EU Roaming – The Final Word On Wholesale Caps?

Earlier this week, the EU parliament reported that they have reached an agreement with the European council on the final piece of the puzzle for the abolishment of roaming charges in the EU by mid-June this year: Wholesale prices. This is good news and it’s interesting to take a closer look on the compromise that was reached.

Back in September last year I posted an analysis of who pays whom and for what even when EU roaming charges are finally gone for the consumer. While consumers will no longer pay extra for roaming, network operators still charge each other for delivering calls and data to and from user roaming outside their home country. These charges are referred to as wholesale charges and this Wikipedia page has a great table that shows how the maximum regulated price for voice, SMS and data wholesale has changed over the years.

It is important to note that these are the maximum prices. Due to competition between different network operators in a country for wholesale roaming charges from foreign operators it can be imagined that practical prices are lower in many cases. But in some cases there might be little competition so a cap on wholesale charges protects everyone in the business. The question now is whether the compromise that has been reached between the EU parliament and council is good or bad.

At the moment the wholesale cap for data is still at 5 cents per MB or 50 euros per GB, which is ridiculously high compared to prices network operators charge to their customers today. The parliament and council have not compromised on a wholesale price of 7.70 euros per GB in beginning in June 2017 which is then gradually reduced to 6 euros in January 2018 and then step by step to €2.50 in 2022.

The 7.70 euros is much higher than originally proposed by the parliament and only little away from the 8.50 euros proposed by the Slovakian EU presidency at the end of last year. This is good news for network operators which have an expensive and powerful network built in their country but obviously not so good news for network operators with ‘weaker’ networks that sell their services to consumers for much less.
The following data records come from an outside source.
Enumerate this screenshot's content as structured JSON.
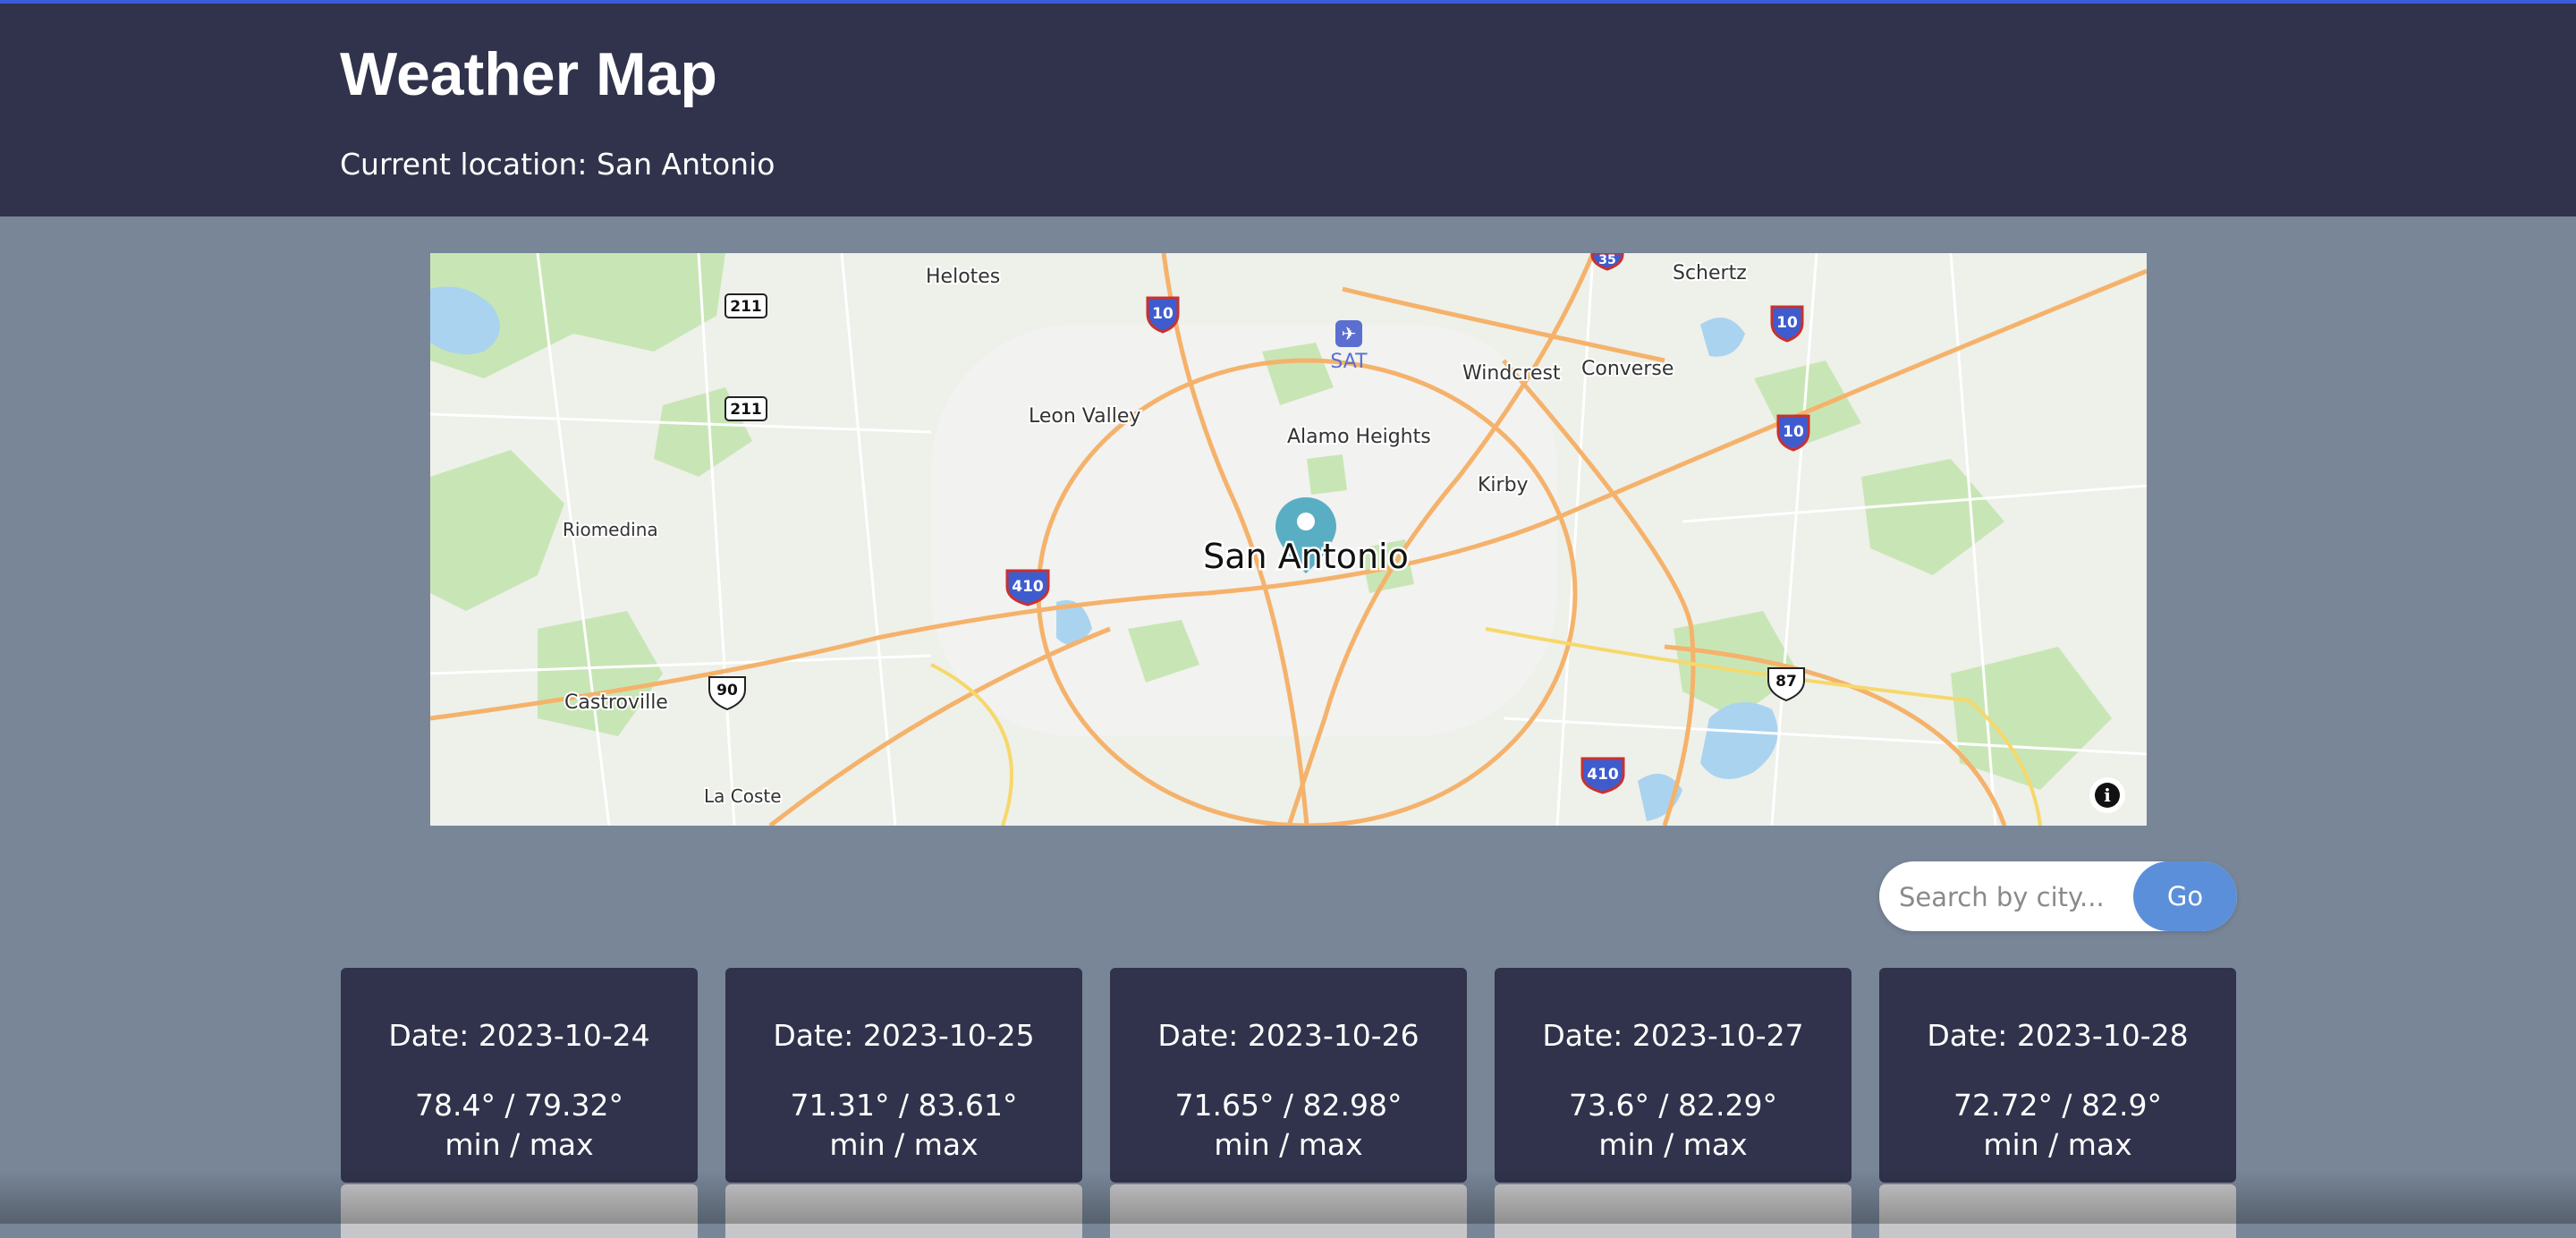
{
  "header": {
    "title": "Weather Map",
    "subtitle": "Current location: San Antonio"
  },
  "map": {
    "city_label": "San Antonio",
    "place_labels": [
      "Helotes",
      "Schertz",
      "Windcrest",
      "Converse",
      "Leon Valley",
      "Alamo Heights",
      "Kirby",
      "Riomedina",
      "Castroville",
      "La Coste",
      "SAT"
    ],
    "route_shields": [
      "211",
      "211",
      "10",
      "10",
      "10",
      "410",
      "410",
      "90",
      "87",
      "35"
    ],
    "info_glyph": "i",
    "marker_icon": "map-pin-icon",
    "colors": {
      "marker": "#5aaec4",
      "highway": "#f5b26b",
      "water": "#aad3f0",
      "park": "#c8e6b5"
    }
  },
  "search": {
    "placeholder": "Search by city...",
    "button_label": "Go"
  },
  "forecast": [
    {
      "date": "Date: 2023-10-24",
      "temps": "78.4° / 79.32°",
      "unit": "min / max"
    },
    {
      "date": "Date: 2023-10-25",
      "temps": "71.31° / 83.61°",
      "unit": "min / max"
    },
    {
      "date": "Date: 2023-10-26",
      "temps": "71.65° / 82.98°",
      "unit": "min / max"
    },
    {
      "date": "Date: 2023-10-27",
      "temps": "73.6° / 82.29°",
      "unit": "min / max"
    },
    {
      "date": "Date: 2023-10-28",
      "temps": "72.72° / 82.9°",
      "unit": "min / max"
    }
  ],
  "colors": {
    "header_bg": "#30334b",
    "page_bg": "#788698",
    "accent": "#5b8fd9",
    "card_bg": "#30334b"
  }
}
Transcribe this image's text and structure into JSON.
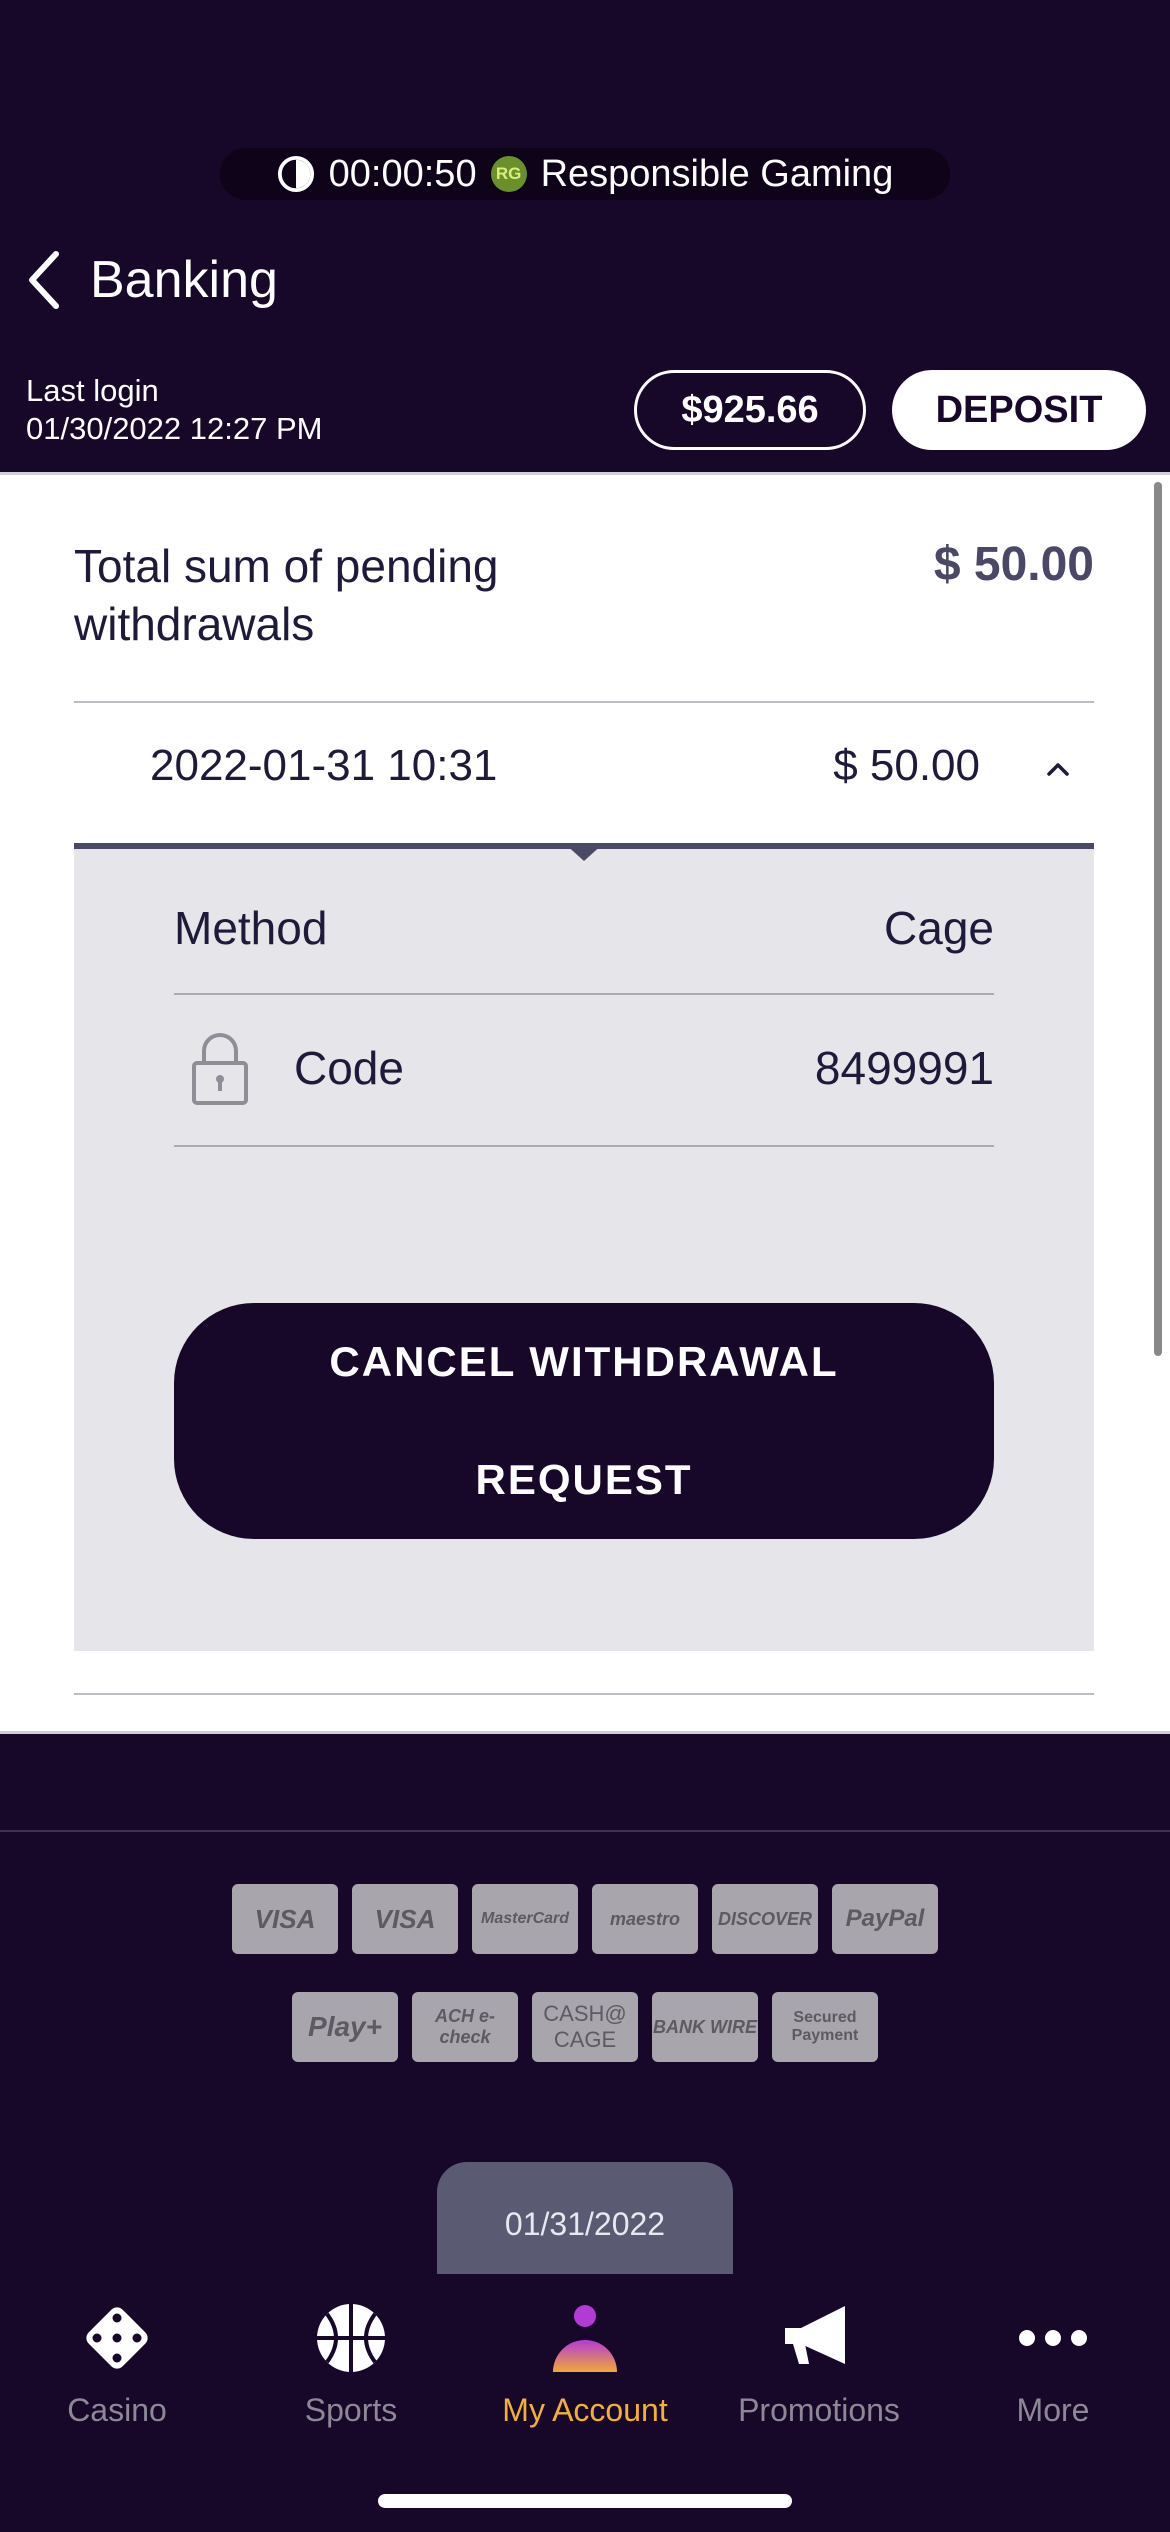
{
  "status_bar": {
    "timer": "00:00:50",
    "rg_badge": "RG",
    "rg_label": "Responsible Gaming"
  },
  "header": {
    "title": "Banking"
  },
  "account": {
    "last_login_label": "Last login",
    "last_login_value": "01/30/2022 12:27 PM",
    "balance": "$925.66",
    "deposit_label": "DEPOSIT"
  },
  "pending": {
    "label": "Total sum of pending withdrawals",
    "total": "$ 50.00",
    "row": {
      "date": "2022-01-31 10:31",
      "amount": "$ 50.00"
    },
    "detail": {
      "method_label": "Method",
      "method_value": "Cage",
      "code_label": "Code",
      "code_value": "8499991",
      "cancel_label": "CANCEL WITHDRAWAL REQUEST"
    }
  },
  "payment_methods": {
    "row1": [
      "VISA",
      "VISA",
      "MasterCard",
      "maestro",
      "DISCOVER",
      "PayPal"
    ],
    "row2": [
      "Play+",
      "ACH e-check",
      "CASH@ CAGE",
      "BANK WIRE",
      "Secured Payment"
    ]
  },
  "date_toast": "01/31/2022",
  "tabbar": {
    "items": [
      {
        "label": "Casino",
        "icon": "dice-icon"
      },
      {
        "label": "Sports",
        "icon": "basketball-icon"
      },
      {
        "label": "My Account",
        "icon": "account-icon"
      },
      {
        "label": "Promotions",
        "icon": "megaphone-icon"
      },
      {
        "label": "More",
        "icon": "more-dots-icon"
      }
    ],
    "active_index": 2,
    "active_color": "#f2b134"
  },
  "colors": {
    "background": "#170829",
    "accent": "#f2b134"
  }
}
In the course of 2016 I have noticed that a lot of network operators in countries such as the Netherlands, Germany and Norway have started offering tariffs that include EU-wide data roaming for all volume included int he contract. I even noticed a competitive prepaid package for roaming as well. These offers all came from ‘high-price’ network operators and even at a time when the wholesale price was still at a theoretical €50 per Gigabyte. So I think the vast majority of network operators will be able to cope well with the compromise reached this week.

Personally, I’ve already had a contract for a full year now which includes EU wide data and voice calls to and from anywhere to anywhere including mobile networks anywhere in the EU and I’ve enjoyed the freedom and ease of use very much. I can hardly wait until my friends will follow before the summer vacation period starts. They still won’t be able to make calls that are included in their monthly package to anywhere in the EU from home or when abroad but in the day and age of alternative Internet based voice services that’s not going to be a huge issue. This is rather a (self inflicted) problem for mobile network operators from my point of view as this is not a strategy that helps to keep their voice telephony service relevant in the future…